I have been a Green Party candidate multiple times and really enjoyed each election. Clearly, this is not because I am interested in power. And yet politics is all about the exercise of power that usually gives advantage to one group over another. However, it is supposed to be about the implementation of justice [as defined by our values/religion] for all, but if I remember rightly the French Revolution was supposed to be about justice – but what happened instead is shown in the picture from a British schoolyard: I think a few heads rolled when ‘justice’ was done. Perhaps you don’t see a problem here, but I do. Because the result of this ‘justice’ was the installation of Napoleon, a greater dictator than any of the Kings had ever been. Furthermore, in administering ‘justice’, manipulation of facts, blatant lying or even worse, total bullshit is what grabs power and also wins elections. What I saw on the campaign trail was that we actually get the politicians we deserve. Most of the electorate does not try to truly know and understand any issue more complex than “I want the speed limit reduced on my road” or “My — needs free services/drugs/— from the government [but I don’t want my taxes increased to pay for this]” or my favourite: “I wonder why politicians lie to us – it’s as if they think we are too stupid to notice.” Well, sorry to shatter your false belief in your native intelligence, but yes, that is exactly why they lie, or even worse, dumb the conversation down to such a level as to be meaningless and in no way able to grapple with the complexity of our societal issues or as this ethicist puts it:
Saying stupid things to would-be voters is a very smart thing to do. Politicians say dumb things because they expect voters want to hear dumb things.

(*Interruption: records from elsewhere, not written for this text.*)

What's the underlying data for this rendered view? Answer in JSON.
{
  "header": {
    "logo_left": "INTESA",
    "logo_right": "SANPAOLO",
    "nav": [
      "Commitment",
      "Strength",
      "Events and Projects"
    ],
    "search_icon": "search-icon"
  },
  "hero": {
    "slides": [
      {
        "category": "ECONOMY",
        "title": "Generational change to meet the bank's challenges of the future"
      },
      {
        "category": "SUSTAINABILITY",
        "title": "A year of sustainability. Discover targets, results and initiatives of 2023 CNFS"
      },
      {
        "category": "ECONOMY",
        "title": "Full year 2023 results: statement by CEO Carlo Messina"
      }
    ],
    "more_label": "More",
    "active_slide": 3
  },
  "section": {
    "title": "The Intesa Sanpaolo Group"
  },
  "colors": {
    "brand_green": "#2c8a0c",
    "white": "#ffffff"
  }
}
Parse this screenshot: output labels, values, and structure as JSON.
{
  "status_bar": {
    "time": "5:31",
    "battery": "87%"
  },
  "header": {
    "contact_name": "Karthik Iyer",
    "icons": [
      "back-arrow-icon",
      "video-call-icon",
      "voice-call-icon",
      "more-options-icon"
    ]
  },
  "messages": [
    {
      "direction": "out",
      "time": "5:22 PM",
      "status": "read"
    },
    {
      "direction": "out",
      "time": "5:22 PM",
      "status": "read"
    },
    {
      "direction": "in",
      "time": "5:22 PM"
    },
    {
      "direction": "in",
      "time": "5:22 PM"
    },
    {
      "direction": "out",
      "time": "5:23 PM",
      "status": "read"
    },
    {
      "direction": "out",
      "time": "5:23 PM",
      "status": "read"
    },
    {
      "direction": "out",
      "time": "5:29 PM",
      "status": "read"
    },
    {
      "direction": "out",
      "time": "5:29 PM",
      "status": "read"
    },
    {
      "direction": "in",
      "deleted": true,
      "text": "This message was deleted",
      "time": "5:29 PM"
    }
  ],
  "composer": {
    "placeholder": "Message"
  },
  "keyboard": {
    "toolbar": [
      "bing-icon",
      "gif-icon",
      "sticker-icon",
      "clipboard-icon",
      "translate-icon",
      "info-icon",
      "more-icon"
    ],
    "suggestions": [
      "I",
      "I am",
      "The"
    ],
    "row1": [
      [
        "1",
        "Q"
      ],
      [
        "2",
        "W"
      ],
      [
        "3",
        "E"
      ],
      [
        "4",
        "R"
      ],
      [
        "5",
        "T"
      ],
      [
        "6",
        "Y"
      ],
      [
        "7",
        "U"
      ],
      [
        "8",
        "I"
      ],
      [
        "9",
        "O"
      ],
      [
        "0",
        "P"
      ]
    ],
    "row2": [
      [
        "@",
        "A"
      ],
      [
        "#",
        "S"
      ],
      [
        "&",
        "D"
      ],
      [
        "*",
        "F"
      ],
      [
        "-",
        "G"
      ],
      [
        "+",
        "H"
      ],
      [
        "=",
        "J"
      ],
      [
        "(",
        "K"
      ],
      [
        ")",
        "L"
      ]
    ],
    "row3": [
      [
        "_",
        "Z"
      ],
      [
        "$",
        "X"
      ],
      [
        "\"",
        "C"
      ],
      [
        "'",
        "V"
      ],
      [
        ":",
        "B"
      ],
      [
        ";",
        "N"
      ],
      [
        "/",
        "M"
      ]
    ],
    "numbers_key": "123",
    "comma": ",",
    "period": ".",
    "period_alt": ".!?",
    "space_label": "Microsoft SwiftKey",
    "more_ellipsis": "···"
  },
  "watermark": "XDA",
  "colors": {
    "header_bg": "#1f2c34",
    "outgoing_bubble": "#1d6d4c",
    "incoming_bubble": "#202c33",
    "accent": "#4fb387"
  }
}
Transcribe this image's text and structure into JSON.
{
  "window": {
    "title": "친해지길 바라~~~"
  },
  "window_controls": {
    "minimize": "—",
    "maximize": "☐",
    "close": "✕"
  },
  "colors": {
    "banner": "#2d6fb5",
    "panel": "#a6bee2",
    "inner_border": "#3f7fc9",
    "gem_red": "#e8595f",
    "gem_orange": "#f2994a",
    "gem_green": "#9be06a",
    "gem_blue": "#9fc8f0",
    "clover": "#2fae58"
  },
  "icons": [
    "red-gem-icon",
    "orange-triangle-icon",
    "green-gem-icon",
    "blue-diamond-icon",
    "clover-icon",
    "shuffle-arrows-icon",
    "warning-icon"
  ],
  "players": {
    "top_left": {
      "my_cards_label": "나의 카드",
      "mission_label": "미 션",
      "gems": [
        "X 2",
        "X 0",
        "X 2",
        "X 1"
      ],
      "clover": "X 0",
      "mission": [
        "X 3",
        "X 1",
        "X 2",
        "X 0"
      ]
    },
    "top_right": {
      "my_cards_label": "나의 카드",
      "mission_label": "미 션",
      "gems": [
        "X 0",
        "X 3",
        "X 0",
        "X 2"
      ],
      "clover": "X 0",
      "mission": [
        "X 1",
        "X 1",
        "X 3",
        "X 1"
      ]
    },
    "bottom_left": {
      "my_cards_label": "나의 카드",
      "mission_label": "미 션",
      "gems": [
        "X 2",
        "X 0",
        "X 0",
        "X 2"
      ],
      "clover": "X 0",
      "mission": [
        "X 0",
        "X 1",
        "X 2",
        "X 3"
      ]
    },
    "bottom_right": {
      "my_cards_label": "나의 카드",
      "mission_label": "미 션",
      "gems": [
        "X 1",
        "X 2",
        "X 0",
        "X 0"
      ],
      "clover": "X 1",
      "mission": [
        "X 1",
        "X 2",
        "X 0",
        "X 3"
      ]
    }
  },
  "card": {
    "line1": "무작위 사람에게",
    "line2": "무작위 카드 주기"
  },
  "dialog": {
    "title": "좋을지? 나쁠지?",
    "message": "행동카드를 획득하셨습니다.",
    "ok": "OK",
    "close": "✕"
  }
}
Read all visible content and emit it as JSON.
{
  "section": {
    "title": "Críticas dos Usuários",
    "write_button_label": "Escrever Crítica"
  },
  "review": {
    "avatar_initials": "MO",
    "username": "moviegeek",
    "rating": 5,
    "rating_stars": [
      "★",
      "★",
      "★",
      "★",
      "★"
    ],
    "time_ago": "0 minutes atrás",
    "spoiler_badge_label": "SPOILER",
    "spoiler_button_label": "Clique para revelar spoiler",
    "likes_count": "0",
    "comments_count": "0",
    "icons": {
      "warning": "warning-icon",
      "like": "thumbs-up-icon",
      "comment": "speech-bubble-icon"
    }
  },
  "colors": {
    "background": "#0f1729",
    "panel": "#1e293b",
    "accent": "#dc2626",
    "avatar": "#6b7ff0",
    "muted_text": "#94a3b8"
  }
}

Trump’s popularity is an indictment of democracy. Democracy may make us dumb,
We are dominated by political parties whose ideology blinds them to the reality of the climate change and species extinction crises (I think that they should therefore be taken to court for crimes against humanity, but that is a story for another day) because people don’t want to really know the truth for the truth would force them to confront the fact that they will have to change how they live, and, quite frankly, they don’t want to because we enjoy all the perks of our current rich, but short-lived, industrial ‘civilization’. So, when you bring up the dirty word politics remember, at issue is not the worthiness of Party A or Party B but the fact that we have a political system that is unable of making tough choices by saying ‘no’ to some special interest group until it is too late to avoid a lot of avoidable pain and suffering. Think of it this way; it is 1938 and Churchill, the drunk, is ranting about how dangerous Hitler is, but nobody is listening… until Poland is invaded. I envision a similar dynamic with Climate Change – once it gets really, really bad for several million people politicians will react, but we all know that by this time it will be too late.
Punchline: Our Current Form of Democracy is dead and must be replaced.
Now that I have filled you with knowledge and courage it’s time to take action. In true Canadian fashion I recommend following the example of these two fine fellows: take a friend outside to talk about sex or religion or politics – climate change be damned – to out to drink some beer and get a tan!
Caveat: If you do the above and get thrown into the lake please don’t blame me, consider it a swimming lesson.